Biomedical science vs medicneWatch
Biomedical science degrees are normally just general academic science degrees. Some of them used to be called things like "physiological sciences" before the term "biomedical science" became trendier. It is essentially a degree in (usually human) physiology primarily, with relevant supporting bioscience topics in cell and molecular biology and biochemistry and genetics etc. Professionally the term "biomedical scientist" is protected by the HCPC, however unlike medicine it is not a direct route to working as a BMS after doing a biomedical science course usually. For starters, many biomedical sciences degrees are not accredited by the IBMS, which is a requirement to work as a BMS (to have such an accredited degree). Any bioscience oriented course can in principle call itself a biomedical science degree.
If you want to become a physician, surgeon, GP, etc, you need to do a medical degree. If you want to study sciences, work in a lab, maybe work as a biomedical scientist in the NHS, or go on to do academic research in biomedical fields, then a biomedical sciences degree is probably more relevant (and for working as a BMS it is required to have an IBMS accredited degree, among other things). Note that you can go into academic research in biomedical areas with a medicine degree, but that is not the primary purpose of that degree (whereas in a sense it is of the biomedical science degree, as with the exception of working as a BMS it is not connected to any particular profession, and since most biomedical science degrees are not IBMS accredited much less providing the placements required for HCPC registration, most biomedical science graduates do not become BMS's).

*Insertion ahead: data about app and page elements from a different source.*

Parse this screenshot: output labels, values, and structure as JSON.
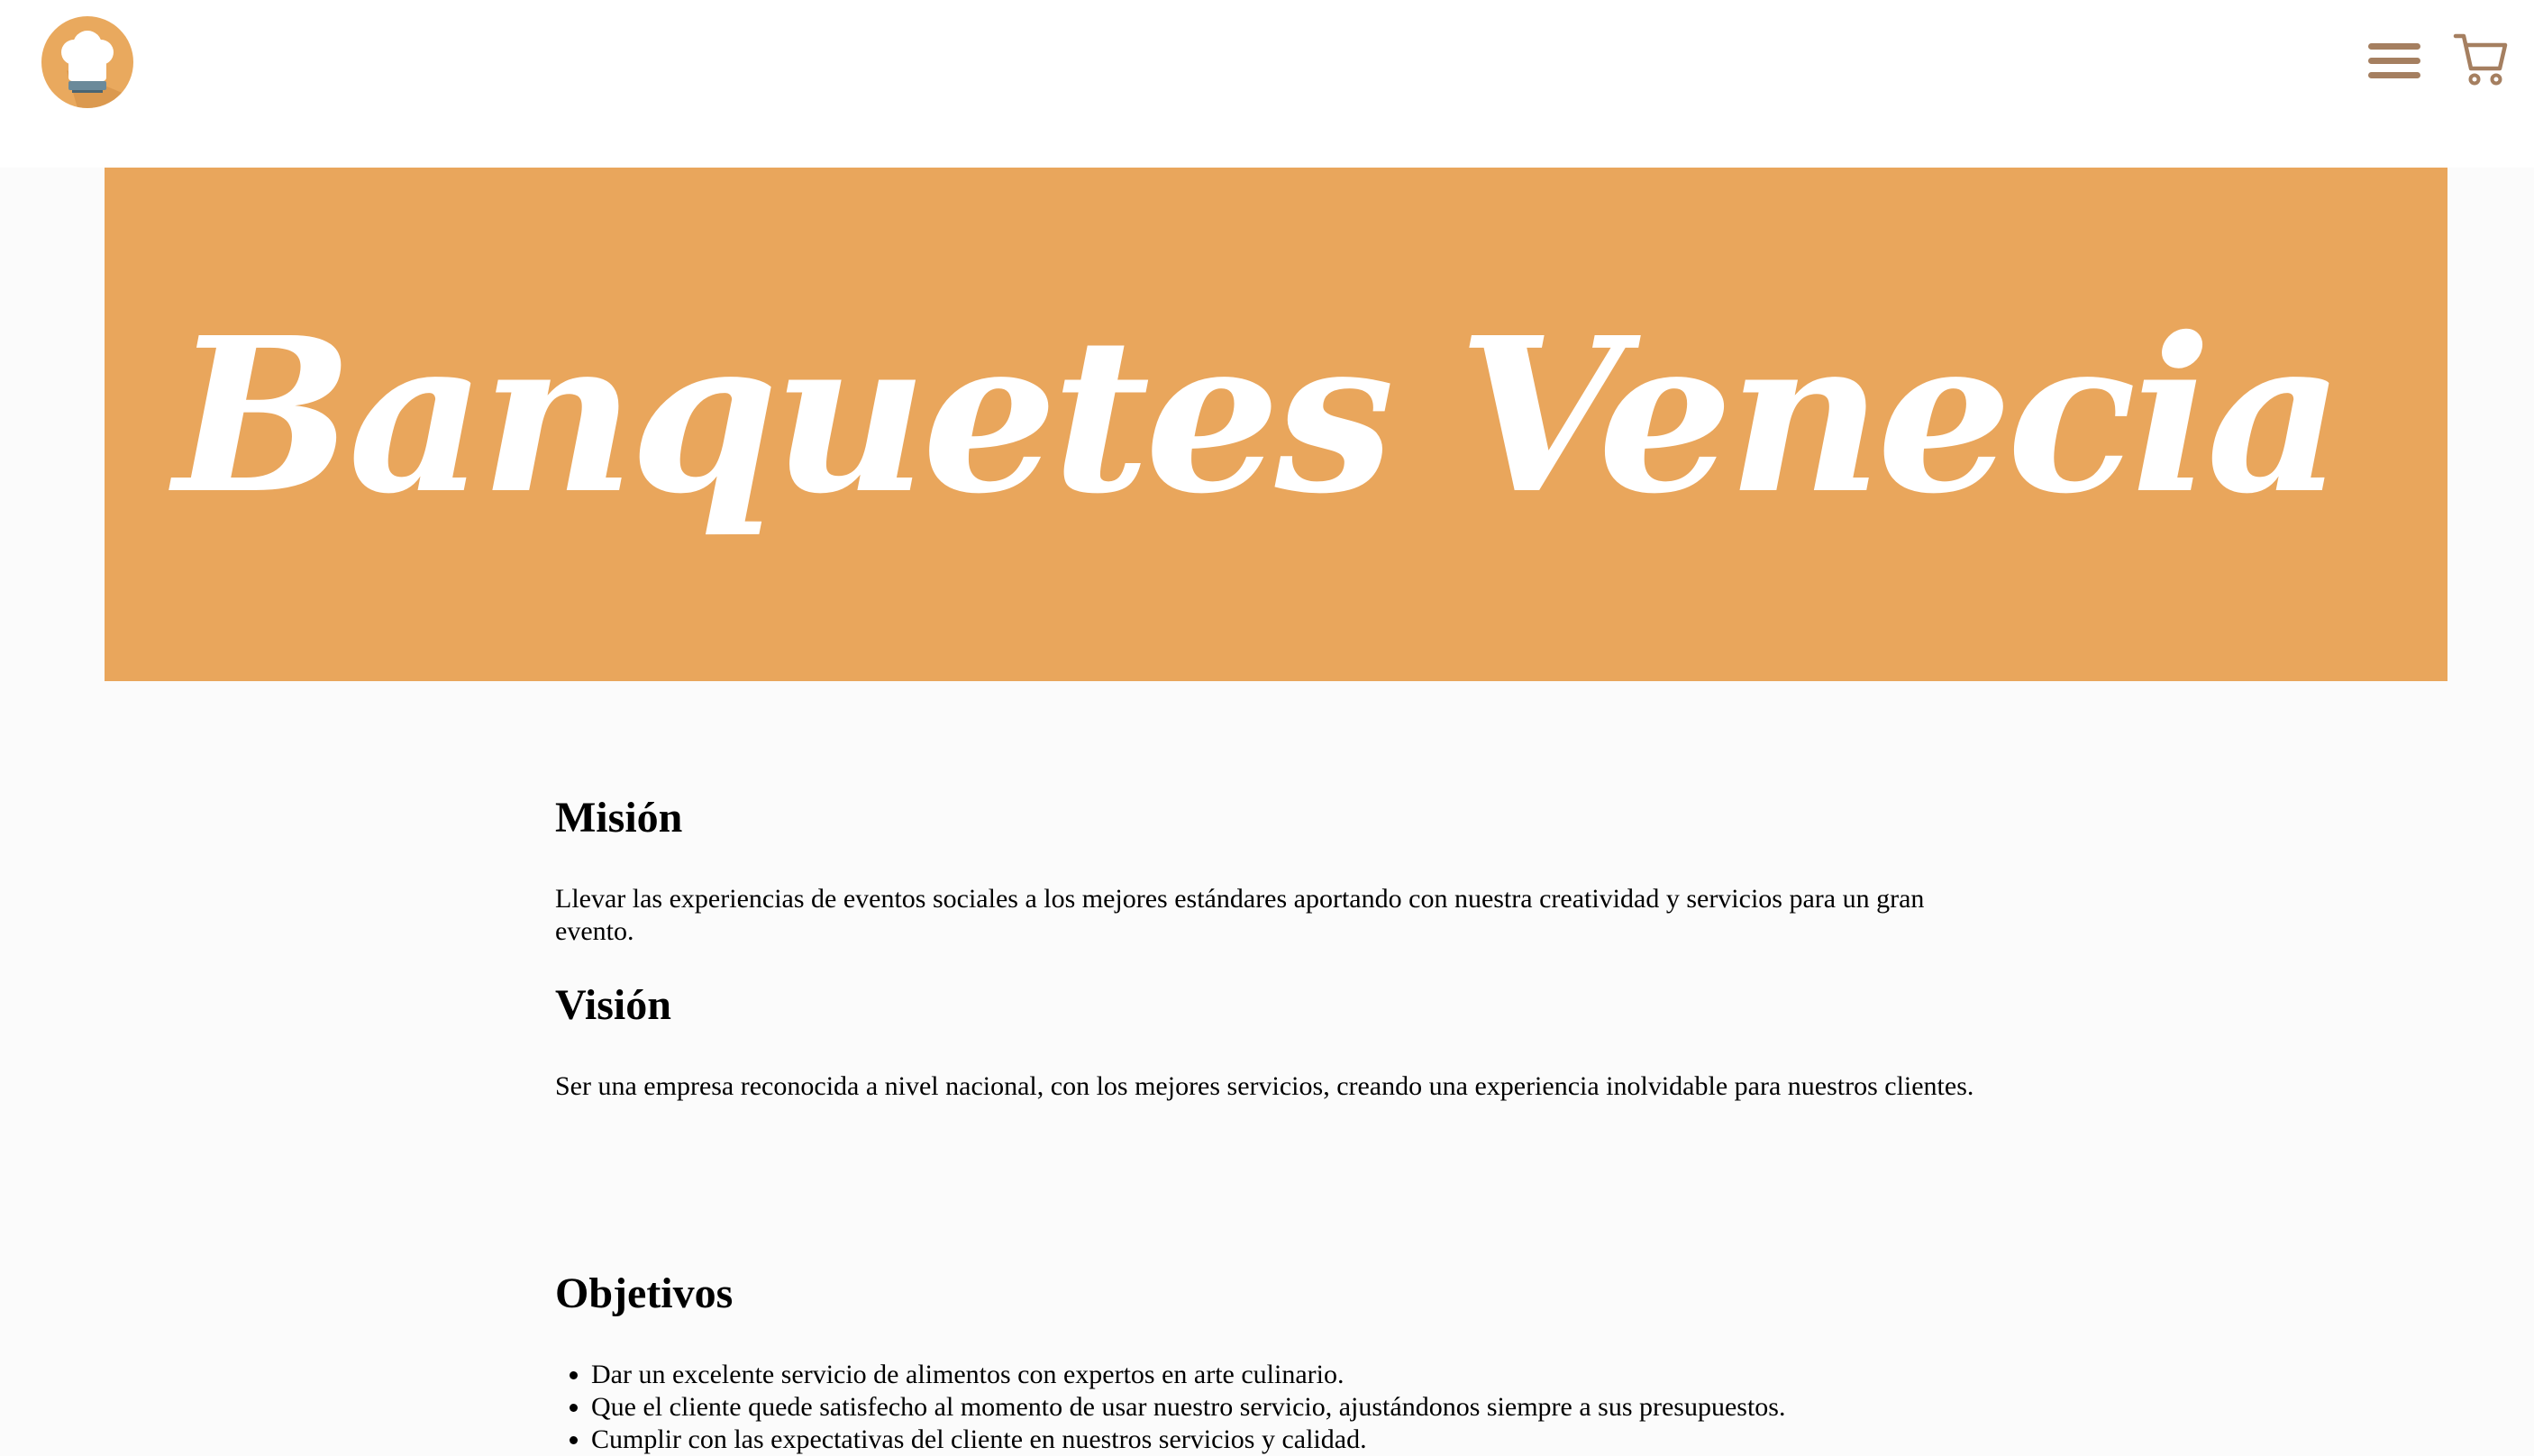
{
  "header": {
    "logo_icon": "chef-hat-icon",
    "menu_icon": "hamburger-menu-icon",
    "cart_icon": "shopping-cart-icon",
    "icon_color": "#a57f60",
    "logo_color": "#e9a95e"
  },
  "hero": {
    "title": "Banquetes Venecia",
    "background": "#e9a65c"
  },
  "mision": {
    "title": "Misión",
    "text": "Llevar las experiencias de eventos sociales a los mejores estándares aportando con nuestra creatividad y servicios para un gran evento."
  },
  "vision": {
    "title": "Visión",
    "text": "Ser una empresa reconocida a nivel nacional, con los mejores servicios, creando una experiencia inolvidable para nuestros clientes."
  },
  "objetivos": {
    "title": "Objetivos",
    "items": [
      "Dar un excelente servicio de alimentos con expertos en arte culinario.",
      "Que el cliente quede satisfecho al momento de usar nuestro servicio, ajustándonos siempre a sus presupuestos.",
      "Cumplir con las expectativas del cliente en nuestros servicios y calidad."
    ]
  }
}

In a very loose sense the difference between a biomedical science degree and a medicine degree is like that between a physics degree and an engineering degree (although the content of a BMS degree and the first few years of a medicine degree overlap a lot more than between physics and engineering degrees...). One is more about the scientific theory behind the applications in some professional context, while the other is more about those applications in professional contexts, to a point.